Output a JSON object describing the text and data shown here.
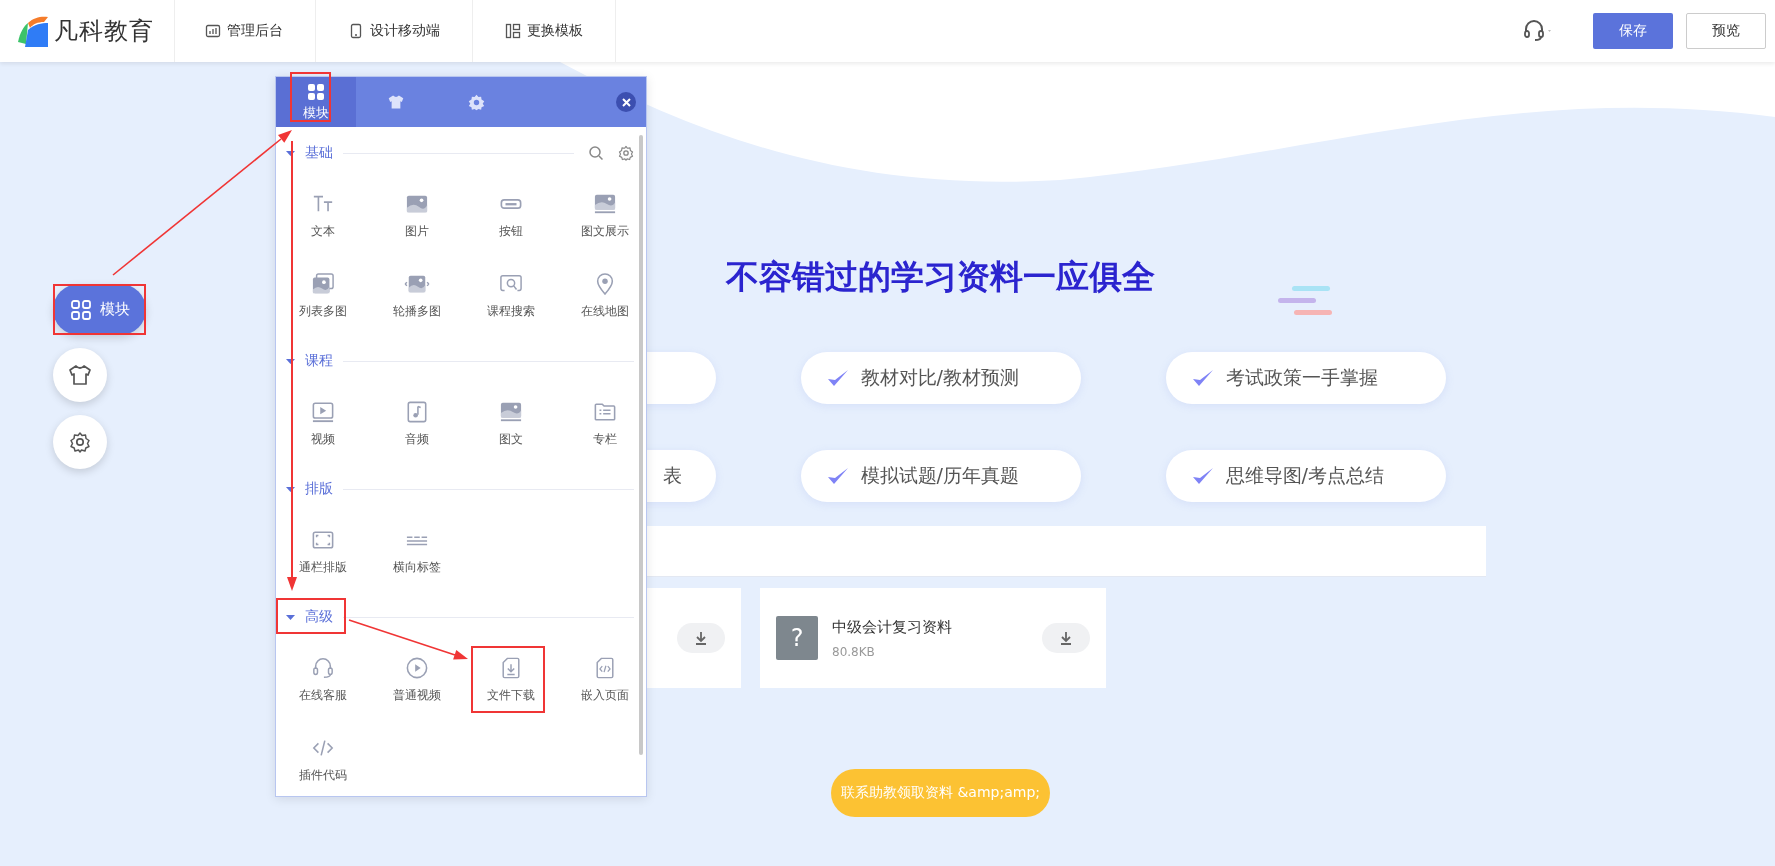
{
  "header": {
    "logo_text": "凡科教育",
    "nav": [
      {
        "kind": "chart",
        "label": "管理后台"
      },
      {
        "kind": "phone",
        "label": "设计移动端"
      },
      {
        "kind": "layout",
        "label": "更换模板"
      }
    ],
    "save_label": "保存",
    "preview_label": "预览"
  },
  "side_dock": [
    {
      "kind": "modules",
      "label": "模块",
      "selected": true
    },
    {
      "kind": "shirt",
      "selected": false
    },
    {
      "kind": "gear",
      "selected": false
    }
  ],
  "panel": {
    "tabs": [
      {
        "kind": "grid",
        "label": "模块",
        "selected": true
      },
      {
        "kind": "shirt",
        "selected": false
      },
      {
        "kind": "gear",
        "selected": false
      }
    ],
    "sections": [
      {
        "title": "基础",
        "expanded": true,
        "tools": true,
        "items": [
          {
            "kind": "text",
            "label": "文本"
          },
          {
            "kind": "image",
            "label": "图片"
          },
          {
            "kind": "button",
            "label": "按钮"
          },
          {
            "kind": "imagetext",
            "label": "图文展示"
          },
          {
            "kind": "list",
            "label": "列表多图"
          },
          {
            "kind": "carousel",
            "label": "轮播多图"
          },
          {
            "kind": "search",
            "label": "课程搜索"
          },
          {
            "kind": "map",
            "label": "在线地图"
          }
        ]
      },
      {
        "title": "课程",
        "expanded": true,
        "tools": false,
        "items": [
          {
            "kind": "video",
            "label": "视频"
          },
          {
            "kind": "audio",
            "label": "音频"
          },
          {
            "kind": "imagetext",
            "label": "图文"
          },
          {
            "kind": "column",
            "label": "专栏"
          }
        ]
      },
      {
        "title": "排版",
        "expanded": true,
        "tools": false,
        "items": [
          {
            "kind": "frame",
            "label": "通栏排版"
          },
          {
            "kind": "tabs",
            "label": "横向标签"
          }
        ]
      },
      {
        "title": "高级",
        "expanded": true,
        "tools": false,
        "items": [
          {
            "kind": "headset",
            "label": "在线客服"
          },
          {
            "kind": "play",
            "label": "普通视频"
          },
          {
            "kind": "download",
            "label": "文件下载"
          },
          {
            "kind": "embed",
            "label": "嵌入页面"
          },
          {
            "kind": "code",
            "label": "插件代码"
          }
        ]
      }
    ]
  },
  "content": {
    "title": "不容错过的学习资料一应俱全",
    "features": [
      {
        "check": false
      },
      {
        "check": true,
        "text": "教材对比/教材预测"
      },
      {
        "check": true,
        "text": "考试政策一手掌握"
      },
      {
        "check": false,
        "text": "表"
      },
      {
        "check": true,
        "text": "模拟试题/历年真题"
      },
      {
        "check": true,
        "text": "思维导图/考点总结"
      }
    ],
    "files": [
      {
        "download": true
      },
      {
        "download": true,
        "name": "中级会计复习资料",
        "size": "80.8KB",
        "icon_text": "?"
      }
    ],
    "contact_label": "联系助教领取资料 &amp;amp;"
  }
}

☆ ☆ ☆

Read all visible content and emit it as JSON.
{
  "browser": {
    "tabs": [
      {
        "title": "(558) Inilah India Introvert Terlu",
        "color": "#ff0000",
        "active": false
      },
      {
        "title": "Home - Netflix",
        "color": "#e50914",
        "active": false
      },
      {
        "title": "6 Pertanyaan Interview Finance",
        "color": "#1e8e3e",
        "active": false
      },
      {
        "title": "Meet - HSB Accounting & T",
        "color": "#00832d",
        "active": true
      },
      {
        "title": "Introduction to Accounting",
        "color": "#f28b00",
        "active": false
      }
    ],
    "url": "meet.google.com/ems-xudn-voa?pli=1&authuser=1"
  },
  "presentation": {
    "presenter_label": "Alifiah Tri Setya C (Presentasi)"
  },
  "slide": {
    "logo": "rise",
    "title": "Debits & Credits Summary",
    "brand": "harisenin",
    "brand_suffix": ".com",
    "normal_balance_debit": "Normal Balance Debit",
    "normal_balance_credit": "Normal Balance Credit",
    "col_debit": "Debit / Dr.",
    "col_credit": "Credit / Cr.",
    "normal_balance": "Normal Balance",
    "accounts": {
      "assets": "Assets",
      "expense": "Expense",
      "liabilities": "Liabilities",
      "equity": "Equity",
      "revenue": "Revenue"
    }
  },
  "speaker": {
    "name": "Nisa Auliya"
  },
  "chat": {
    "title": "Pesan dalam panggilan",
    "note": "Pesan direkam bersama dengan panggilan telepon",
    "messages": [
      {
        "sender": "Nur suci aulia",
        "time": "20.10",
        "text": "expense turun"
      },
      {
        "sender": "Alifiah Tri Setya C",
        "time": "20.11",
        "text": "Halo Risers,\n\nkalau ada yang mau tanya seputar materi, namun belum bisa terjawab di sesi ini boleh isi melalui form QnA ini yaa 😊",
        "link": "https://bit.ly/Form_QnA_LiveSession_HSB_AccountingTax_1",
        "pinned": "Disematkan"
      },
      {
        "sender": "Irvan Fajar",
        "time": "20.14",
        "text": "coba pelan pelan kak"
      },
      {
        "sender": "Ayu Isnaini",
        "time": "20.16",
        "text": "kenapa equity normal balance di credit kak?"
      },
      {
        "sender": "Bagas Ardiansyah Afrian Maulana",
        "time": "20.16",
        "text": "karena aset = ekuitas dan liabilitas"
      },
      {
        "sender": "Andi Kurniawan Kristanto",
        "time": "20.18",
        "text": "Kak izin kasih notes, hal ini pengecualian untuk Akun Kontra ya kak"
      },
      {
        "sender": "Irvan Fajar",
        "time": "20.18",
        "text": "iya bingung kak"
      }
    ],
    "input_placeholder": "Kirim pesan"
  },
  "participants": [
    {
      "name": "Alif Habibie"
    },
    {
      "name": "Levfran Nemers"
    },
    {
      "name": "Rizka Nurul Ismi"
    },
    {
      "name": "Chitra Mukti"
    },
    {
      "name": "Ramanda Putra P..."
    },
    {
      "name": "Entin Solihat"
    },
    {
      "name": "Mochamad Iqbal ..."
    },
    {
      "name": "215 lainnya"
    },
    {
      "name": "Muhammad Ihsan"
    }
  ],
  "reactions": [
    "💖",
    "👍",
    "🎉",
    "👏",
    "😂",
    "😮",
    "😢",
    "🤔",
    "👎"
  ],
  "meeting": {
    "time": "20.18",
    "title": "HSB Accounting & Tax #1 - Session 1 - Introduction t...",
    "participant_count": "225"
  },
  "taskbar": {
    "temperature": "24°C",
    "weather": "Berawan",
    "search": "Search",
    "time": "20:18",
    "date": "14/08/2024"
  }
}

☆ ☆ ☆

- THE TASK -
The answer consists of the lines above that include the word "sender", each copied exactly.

- EXERCISE RESPONSE -
        "sender": "Nur suci aulia",
        "sender": "Alifiah Tri Setya C",
        "sender": "Irvan Fajar",
        "sender": "Ayu Isnaini",
        "sender": "Bagas Ardiansyah Afrian Maulana",
        "sender": "Andi Kurniawan Kristanto",
        "sender": "Irvan Fajar",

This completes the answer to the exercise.